> Exercise objective: Go through the entries below. Copy out every line that contains "Query".

Collected data entries
★ ★ ★

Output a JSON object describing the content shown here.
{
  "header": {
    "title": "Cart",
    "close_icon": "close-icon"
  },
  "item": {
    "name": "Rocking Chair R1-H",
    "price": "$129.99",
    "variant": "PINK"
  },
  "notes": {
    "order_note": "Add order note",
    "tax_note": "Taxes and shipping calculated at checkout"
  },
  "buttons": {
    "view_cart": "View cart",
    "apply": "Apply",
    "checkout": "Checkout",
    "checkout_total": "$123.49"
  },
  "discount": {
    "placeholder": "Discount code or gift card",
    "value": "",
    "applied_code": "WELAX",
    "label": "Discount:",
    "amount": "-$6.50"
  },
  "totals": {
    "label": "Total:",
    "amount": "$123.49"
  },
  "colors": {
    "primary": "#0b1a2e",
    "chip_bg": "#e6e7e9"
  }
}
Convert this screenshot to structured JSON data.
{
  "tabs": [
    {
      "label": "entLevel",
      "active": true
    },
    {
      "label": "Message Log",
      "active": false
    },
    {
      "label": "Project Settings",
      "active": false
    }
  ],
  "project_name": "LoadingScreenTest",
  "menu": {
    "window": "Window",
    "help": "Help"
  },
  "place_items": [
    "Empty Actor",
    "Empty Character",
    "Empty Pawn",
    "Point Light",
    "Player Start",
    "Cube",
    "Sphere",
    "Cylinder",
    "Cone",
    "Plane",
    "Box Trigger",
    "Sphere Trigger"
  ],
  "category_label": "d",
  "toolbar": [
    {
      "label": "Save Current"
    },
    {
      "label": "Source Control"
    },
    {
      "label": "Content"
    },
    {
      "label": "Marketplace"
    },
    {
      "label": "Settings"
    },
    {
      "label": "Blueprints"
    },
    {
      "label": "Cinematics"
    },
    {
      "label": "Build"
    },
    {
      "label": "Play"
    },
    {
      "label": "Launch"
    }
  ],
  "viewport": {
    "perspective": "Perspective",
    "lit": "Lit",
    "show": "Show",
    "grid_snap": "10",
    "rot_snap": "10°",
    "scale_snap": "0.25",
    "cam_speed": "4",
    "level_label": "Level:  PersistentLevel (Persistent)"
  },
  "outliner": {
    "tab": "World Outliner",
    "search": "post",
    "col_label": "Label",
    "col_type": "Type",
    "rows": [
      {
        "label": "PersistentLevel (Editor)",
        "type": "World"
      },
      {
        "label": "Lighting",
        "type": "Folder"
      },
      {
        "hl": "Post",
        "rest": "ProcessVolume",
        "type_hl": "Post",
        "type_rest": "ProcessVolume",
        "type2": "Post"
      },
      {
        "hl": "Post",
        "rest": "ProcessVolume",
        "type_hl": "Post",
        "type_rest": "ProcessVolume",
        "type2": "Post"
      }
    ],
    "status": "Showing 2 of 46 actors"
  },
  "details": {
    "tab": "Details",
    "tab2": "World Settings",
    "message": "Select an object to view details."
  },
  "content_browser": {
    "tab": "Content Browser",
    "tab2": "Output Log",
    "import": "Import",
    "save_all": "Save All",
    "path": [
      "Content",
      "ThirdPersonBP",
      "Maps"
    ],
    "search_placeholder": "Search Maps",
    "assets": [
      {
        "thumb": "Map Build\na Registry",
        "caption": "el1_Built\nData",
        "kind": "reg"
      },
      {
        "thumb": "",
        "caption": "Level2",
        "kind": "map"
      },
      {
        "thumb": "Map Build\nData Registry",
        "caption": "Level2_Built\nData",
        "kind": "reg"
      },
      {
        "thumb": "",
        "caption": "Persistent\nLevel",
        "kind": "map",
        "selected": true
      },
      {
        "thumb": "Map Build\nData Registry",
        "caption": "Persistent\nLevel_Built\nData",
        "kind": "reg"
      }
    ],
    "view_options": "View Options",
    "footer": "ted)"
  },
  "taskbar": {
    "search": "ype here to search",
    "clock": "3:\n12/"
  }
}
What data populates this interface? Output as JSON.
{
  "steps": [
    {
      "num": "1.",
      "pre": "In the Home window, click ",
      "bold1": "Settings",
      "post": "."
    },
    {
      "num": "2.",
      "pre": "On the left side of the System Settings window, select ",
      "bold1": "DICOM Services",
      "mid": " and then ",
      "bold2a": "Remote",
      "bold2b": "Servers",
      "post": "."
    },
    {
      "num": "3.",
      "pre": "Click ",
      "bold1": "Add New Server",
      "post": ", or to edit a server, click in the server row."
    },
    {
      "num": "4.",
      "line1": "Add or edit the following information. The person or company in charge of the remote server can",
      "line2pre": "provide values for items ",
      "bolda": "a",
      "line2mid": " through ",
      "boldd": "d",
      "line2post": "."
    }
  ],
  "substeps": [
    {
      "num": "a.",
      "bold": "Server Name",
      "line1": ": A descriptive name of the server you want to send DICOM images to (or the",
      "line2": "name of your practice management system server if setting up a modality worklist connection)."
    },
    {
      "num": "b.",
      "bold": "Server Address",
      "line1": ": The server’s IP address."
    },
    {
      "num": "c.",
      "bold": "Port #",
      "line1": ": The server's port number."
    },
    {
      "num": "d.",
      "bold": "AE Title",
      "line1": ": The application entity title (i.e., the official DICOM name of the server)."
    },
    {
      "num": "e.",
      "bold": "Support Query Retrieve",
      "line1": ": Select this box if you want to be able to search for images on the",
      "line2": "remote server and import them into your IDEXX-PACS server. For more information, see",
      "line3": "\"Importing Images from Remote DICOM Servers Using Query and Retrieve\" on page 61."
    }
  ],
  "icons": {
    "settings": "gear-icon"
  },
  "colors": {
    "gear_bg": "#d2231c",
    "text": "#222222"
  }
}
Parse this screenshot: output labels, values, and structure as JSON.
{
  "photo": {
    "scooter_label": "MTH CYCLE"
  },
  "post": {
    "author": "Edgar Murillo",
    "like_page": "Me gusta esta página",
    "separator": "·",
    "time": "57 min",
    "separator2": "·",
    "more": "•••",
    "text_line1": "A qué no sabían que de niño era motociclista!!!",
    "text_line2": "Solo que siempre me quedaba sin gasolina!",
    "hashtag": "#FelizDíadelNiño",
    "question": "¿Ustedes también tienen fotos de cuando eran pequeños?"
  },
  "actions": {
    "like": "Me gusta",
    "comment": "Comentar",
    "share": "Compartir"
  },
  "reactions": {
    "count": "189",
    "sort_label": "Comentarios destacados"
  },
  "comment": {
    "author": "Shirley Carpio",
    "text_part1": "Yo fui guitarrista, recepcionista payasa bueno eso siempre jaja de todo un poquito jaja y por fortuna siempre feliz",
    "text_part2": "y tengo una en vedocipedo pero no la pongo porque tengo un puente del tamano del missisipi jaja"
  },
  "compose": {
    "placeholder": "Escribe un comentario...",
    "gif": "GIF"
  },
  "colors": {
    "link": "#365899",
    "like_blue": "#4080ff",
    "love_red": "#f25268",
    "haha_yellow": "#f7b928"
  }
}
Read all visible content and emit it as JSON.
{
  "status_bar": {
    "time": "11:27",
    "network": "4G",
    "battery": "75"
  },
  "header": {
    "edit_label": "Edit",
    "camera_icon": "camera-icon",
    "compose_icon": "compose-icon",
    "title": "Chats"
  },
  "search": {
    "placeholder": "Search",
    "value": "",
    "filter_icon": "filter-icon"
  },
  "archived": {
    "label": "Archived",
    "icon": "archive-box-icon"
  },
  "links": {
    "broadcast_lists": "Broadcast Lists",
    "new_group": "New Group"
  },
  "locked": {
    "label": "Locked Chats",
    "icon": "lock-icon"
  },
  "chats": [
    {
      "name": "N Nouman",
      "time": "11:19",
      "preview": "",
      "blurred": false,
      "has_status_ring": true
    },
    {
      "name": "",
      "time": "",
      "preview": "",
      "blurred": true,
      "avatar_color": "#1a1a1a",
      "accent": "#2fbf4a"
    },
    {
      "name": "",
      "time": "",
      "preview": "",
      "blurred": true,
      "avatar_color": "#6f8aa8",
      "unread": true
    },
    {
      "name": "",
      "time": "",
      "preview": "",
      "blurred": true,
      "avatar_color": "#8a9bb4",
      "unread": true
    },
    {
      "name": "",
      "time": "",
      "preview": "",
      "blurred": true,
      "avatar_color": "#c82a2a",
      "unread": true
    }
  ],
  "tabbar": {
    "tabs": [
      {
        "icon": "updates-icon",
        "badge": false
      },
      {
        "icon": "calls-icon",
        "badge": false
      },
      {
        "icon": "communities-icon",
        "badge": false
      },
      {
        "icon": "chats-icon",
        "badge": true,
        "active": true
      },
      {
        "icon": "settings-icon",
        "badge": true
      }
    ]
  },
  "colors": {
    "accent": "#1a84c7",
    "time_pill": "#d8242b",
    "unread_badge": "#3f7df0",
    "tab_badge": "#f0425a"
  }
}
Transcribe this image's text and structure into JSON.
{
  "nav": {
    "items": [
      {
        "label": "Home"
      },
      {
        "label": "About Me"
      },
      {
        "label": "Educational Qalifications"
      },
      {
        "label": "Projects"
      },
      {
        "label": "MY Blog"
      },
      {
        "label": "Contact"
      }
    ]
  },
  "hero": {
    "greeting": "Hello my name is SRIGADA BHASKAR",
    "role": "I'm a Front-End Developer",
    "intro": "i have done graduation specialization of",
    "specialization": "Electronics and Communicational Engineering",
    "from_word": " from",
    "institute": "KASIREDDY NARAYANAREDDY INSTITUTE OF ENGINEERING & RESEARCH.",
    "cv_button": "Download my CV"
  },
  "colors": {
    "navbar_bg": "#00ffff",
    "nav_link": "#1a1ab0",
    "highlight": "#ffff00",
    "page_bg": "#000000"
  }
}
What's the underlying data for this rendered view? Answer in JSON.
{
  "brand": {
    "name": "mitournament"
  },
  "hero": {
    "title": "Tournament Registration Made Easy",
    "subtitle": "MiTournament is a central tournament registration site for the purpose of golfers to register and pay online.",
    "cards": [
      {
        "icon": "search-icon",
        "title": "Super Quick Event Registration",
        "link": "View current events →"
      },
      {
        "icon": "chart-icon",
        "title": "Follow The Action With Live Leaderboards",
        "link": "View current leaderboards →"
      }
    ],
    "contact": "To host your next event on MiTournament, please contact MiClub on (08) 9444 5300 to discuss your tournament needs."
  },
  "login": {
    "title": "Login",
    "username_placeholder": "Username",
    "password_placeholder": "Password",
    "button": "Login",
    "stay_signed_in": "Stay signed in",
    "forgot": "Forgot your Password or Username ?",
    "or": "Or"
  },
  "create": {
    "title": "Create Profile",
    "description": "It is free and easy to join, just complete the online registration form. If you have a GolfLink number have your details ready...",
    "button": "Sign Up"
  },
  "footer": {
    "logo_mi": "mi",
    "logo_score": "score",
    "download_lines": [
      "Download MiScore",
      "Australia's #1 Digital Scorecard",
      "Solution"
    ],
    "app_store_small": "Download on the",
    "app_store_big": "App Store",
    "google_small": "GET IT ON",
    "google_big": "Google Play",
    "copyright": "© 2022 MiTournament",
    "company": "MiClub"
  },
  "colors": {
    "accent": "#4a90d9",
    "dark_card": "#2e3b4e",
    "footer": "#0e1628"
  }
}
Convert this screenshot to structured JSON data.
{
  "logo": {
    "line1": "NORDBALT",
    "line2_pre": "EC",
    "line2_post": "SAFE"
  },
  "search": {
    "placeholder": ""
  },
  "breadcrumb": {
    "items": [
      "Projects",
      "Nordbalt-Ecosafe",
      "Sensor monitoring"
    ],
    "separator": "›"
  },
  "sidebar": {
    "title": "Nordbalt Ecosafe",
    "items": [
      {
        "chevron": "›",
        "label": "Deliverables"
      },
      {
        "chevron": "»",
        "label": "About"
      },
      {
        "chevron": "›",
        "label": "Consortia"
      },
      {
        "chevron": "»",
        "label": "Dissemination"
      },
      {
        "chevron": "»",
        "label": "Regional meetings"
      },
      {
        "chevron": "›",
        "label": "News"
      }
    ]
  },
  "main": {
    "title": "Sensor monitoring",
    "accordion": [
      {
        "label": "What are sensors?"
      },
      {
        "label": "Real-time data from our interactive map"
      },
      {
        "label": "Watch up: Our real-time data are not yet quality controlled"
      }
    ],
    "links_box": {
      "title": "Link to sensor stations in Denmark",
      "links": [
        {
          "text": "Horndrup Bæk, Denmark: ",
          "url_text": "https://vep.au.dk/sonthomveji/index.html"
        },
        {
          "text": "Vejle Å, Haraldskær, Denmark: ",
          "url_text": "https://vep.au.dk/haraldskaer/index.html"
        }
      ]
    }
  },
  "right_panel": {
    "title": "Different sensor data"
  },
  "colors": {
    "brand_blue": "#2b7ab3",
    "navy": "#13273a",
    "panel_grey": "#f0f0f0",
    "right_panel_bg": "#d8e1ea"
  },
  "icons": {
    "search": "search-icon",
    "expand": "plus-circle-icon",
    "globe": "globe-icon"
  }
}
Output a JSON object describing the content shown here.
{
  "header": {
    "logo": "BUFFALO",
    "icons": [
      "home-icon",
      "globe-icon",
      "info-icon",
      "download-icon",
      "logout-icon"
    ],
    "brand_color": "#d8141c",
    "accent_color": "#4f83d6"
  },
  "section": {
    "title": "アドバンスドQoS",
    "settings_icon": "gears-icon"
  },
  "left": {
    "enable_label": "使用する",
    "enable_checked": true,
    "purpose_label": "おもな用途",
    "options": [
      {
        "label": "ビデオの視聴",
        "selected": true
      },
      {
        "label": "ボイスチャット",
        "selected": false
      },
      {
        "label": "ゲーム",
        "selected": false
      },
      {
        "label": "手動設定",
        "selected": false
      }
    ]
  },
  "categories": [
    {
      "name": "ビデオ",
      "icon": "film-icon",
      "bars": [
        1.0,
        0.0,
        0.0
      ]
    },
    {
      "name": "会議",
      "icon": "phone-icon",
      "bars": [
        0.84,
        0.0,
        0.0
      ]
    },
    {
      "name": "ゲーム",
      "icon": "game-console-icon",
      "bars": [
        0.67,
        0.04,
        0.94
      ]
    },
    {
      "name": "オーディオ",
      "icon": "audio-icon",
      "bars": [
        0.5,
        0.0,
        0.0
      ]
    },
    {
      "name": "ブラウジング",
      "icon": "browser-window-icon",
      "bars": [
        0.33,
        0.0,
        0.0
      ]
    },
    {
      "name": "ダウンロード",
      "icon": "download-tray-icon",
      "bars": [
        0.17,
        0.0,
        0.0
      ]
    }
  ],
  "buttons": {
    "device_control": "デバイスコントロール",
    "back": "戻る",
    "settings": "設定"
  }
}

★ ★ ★

> Completed exercise:
      "bold": "Support Query Retrieve",
      "line3": "\"Importing Images from Remote DICOM Servers Using Query and Retrieve\" on page 61."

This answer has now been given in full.